Scan the entries for lines with the word "return" and copy those lines.
** Opening Material for this exercise block **
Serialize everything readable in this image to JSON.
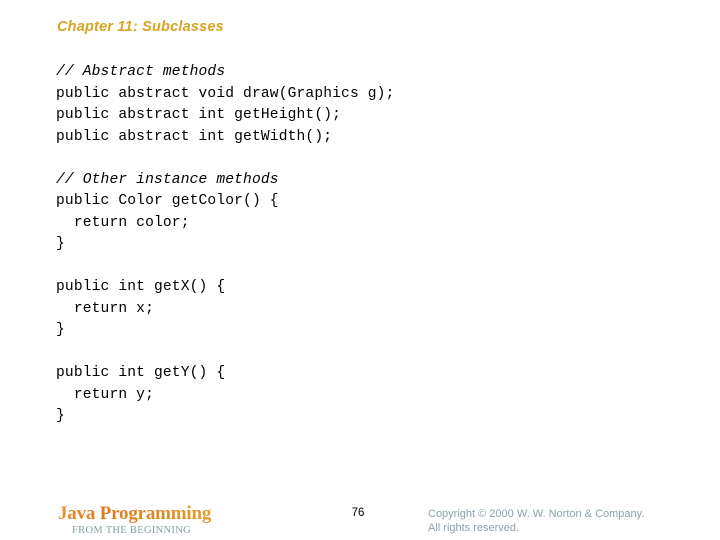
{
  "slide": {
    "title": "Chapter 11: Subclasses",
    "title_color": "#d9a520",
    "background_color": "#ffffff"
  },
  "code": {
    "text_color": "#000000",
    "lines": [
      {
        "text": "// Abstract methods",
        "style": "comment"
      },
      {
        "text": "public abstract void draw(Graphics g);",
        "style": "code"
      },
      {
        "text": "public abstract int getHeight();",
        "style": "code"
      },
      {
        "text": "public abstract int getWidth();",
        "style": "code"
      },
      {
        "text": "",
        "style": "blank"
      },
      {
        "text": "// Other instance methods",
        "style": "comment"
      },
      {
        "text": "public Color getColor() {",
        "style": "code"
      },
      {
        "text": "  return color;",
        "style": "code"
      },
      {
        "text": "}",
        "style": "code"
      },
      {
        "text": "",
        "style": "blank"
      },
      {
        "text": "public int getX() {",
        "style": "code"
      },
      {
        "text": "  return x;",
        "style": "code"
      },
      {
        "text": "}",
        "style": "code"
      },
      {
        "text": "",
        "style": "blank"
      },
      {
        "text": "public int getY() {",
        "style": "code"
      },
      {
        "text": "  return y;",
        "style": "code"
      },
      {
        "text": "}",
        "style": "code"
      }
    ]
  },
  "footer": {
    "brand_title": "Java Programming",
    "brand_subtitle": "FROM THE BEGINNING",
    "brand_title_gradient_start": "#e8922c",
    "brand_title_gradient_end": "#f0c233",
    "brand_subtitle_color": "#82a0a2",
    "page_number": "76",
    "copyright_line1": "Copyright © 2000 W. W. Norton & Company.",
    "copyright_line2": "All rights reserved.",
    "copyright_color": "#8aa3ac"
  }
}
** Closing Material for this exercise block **
- [Result]:
        "text": "  return color;",
        "text": "  return x;",
        "text": "  return y;",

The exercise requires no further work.